→ **ASSIGNMENT**
Reproduce the listing word for word. Skip any image.
····················
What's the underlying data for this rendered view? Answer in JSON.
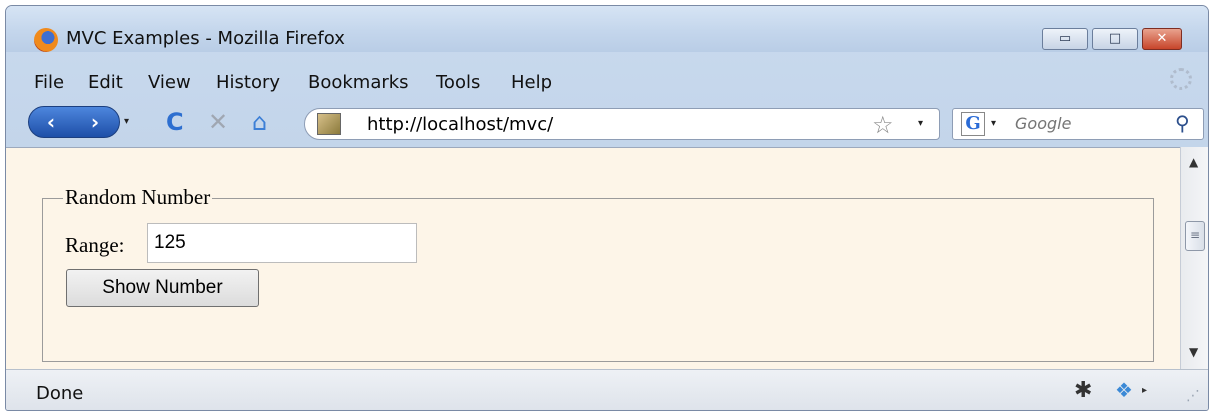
{
  "window": {
    "title": "MVC Examples - Mozilla Firefox",
    "controls": {
      "minimize": "▭",
      "maximize": "□",
      "close": "✕"
    }
  },
  "menu": [
    "File",
    "Edit",
    "View",
    "History",
    "Bookmarks",
    "Tools",
    "Help"
  ],
  "toolbar": {
    "back": "‹",
    "forward": "›",
    "dropdown": "▾",
    "reload": "C",
    "stop": "✕",
    "home": "⌂",
    "url": "http://localhost/mvc/",
    "bookmark_star": "☆",
    "search_engine": "G",
    "search_placeholder": "Google",
    "search_button": "⚲"
  },
  "page": {
    "legend": "Random Number",
    "range_label": "Range:",
    "range_value": "125",
    "button_label": "Show Number"
  },
  "scrollbar": {
    "up": "▲",
    "down": "▼",
    "grip": "≡"
  },
  "status": {
    "text": "Done",
    "bug": "✱",
    "addon": "❖",
    "arrow": "▸",
    "resize": "⋰"
  },
  "colors": {
    "page_bg": "#fdf5e8",
    "chrome": "#c9daee",
    "accent": "#2a6bd6"
  }
}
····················
→ **YOUR SOLUTION**
What's the underlying data for this rendered view? Answer in JSON.
{
  "window": {
    "title": "MVC Examples - Mozilla Firefox",
    "controls": {
      "minimize": "▭",
      "maximize": "□",
      "close": "✕"
    }
  },
  "menu": [
    "File",
    "Edit",
    "View",
    "History",
    "Bookmarks",
    "Tools",
    "Help"
  ],
  "toolbar": {
    "back": "‹",
    "forward": "›",
    "dropdown": "▾",
    "reload": "C",
    "stop": "✕",
    "home": "⌂",
    "url": "http://localhost/mvc/",
    "bookmark_star": "☆",
    "search_engine": "G",
    "search_placeholder": "Google",
    "search_button": "⚲"
  },
  "page": {
    "legend": "Random Number",
    "range_label": "Range:",
    "range_value": "125",
    "button_label": "Show Number"
  },
  "scrollbar": {
    "up": "▲",
    "down": "▼",
    "grip": "≡"
  },
  "status": {
    "text": "Done",
    "bug": "✱",
    "addon": "❖",
    "arrow": "▸",
    "resize": "⋰"
  },
  "colors": {
    "page_bg": "#fdf5e8",
    "chrome": "#c9daee",
    "accent": "#2a6bd6"
  }
}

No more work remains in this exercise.